Indoor Outdoor Twinkle Christmas LightsIndoor Outdoor Twinkle Christmas LightsChristmas Window Clings Snowflakes Window DecalsChristmas Window Clings Snowflakes Window DecalsChristmas Set of 3 Lighted Rattan Gift Boxes DecorationsChristmas Set of 3 Lighted Rattan Gift Boxes Decorations48 Inch Christmas White Luxury Faux Fur Tree Skirt48 Inch Christmas White Luxury Faux Fur Tree Skirt

 

Try making this game even more meaningful by having your child graph the results and draw a conclusion about their observations.

Maintain reasonable bedtimes

With no school to get up for in the morning, it can be tempting to let kids become night owls.

A few days before school starts up, ease back into the regular bedtime schedule so your child can start the near year bright-eyed!

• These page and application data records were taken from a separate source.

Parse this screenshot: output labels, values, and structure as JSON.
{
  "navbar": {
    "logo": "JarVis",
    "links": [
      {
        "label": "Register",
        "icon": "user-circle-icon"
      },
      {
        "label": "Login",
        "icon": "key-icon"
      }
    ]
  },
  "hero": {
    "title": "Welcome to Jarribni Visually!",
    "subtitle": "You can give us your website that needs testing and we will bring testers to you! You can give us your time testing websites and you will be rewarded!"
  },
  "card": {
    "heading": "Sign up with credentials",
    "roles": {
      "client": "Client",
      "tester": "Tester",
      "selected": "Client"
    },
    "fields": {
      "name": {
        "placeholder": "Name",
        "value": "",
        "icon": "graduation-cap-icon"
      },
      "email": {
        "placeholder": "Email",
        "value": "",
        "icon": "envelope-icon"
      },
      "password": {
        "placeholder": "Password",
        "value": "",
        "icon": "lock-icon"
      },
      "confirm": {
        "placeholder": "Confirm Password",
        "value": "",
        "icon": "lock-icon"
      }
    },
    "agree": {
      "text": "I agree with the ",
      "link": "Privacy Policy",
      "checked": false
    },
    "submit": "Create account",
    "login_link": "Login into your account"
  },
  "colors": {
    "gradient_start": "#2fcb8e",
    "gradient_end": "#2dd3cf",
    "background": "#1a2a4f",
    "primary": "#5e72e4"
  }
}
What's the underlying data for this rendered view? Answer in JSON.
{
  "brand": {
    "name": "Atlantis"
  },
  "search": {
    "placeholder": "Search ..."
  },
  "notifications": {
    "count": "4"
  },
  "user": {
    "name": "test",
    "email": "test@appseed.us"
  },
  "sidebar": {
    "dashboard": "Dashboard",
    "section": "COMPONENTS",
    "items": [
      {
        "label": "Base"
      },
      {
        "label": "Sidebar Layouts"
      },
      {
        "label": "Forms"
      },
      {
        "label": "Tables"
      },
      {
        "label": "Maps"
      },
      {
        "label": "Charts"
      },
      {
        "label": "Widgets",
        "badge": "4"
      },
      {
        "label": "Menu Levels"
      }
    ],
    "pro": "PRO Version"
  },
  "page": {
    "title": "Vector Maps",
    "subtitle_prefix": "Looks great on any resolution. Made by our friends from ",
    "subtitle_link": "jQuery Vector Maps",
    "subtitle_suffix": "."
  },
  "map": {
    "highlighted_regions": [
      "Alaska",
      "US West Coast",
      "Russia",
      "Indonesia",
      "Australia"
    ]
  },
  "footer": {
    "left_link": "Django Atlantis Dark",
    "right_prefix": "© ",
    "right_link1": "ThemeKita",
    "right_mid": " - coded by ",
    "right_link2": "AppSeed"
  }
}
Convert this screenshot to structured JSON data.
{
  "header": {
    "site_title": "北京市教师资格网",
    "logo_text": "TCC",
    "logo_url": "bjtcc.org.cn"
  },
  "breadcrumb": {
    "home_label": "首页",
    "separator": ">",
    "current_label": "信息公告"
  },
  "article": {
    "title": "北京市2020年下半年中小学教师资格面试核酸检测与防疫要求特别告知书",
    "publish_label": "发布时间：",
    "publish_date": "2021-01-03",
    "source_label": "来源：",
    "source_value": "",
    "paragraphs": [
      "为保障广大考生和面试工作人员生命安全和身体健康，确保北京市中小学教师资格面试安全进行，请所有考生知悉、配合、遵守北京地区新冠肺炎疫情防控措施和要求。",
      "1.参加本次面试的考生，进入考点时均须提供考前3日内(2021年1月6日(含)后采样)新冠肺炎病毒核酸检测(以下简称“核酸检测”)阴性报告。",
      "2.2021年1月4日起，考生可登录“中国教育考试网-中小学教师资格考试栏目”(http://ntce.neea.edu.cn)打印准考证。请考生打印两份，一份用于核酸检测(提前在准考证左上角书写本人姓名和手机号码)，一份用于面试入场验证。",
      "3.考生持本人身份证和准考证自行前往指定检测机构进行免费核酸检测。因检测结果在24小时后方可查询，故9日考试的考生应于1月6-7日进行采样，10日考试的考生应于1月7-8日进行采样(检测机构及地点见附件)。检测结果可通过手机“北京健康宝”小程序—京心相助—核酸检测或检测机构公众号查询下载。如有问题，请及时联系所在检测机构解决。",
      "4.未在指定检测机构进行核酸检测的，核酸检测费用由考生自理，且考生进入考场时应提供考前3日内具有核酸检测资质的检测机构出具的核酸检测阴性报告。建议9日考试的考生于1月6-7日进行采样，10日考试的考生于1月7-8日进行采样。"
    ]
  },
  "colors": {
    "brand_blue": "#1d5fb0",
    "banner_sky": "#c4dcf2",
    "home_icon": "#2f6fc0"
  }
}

Ask for grocery list help

Have your child help choose what to buy, how much you need, check your supplies to see what you have already, write the list and sort coupons.

Try posing math-related problems.

For example, say you need two eggs for one recipe and three for another.

Ask them to determine if you currently have enough in the fridge or need to add eggs to your list.

Let kids help with online shopping

Need a last-minute gift for Grandma?

Log onto your favorite shopping sites and let your child help you select presents.

3pcs Elf Christmas Decoration3pcs Elf Christmas DecorationChristmas Decorations Christmas Pillow CoversChristmas Decorations Christmas Pillow CoversChristmas Candle LanternChristmas Candle LanternChristmas Centerpiece with 3 Candle HoldersChristmas Centerpiece with 3 Candle Holders

 

This helps children work on their computer and research skills.

Have a family game night

Chances are, many of your family’s favorite board and card games reinforce skills such as counting, reading and drawing.

Gather the group to play games you usually don’t have time for on school nights.

Some to try include: Go Fish, Spoons, Cracy 8s, 500 Rummy and Hearts.

Create a scrapbook of the holidays

Have your child create a scrapbook of what they did over the break and write sentences on each page about the activities.

Use both picture that your child takes and pictures that you take of your child during the festivities.

Pick a theme

With your child, choose a theme to explore over the break.

If your child has expressed interest in outer space or dinosaurs, take this opportunity to learn more about the topic together.

Check out books from the library, take a field trip, conduct science experiments and create art projects all related to the theme.

3-Piece Lighted Christmas Reindeer Family Set3-Piece Lighted Christmas Reindeer Family SetChristmas Front Porch Sign SetChristmas Front Porch Sign Set320 LEDs Dipper Star String Lights320 LEDs Dipper Star String LightsLighted Winter Garden FlagLighted Winter Garden Flag

 

Most importantly, have fun with your child over the Winter Break and enjoy your time together!

Printable Christmas Fun

Keep the fun going! As the holiday season approaches, get ready to unwrap a delightful assortment of printable treasures that will add warmth, joy and learning to your Christmas celebrations.

So, dust off your printer and let the Christmas fun begin with our selection of delightful printables!

Mom Smarter! Not Harder

Get mommy insights, tips and tricks directly to your inbox.

    We won’t send you spam. Unsubscribe at any time.

    7 Comments

      1. I don’t know about you but I don’t write over the holidays. My hair is on fire getting everything together so I can focus on the kids as much as possible. It’s just not realistic to get things done when the kids are home for 2 straight weeks!

        1. I know, right? My plan/hope is to get some stuff done in advance and have it ready to go (meanwhile, who can READ posts over holidays with kids home? ANYhoo…). I am a little stymied because I’ve got final grades to get up this week and a Nor-easter coming and if I don’t get grades in (and narratives and…) I won’t have next week to write and then…Sigh…

    1. As a teacher, I think all of these ideas are spot on. Helping with recipes, writing a holiday break scrapbook and thank you notes will definitely keep their skills up while they are away from school. Great list!

    Leave a Reply

    Your email address will not be published. Required fields are marked *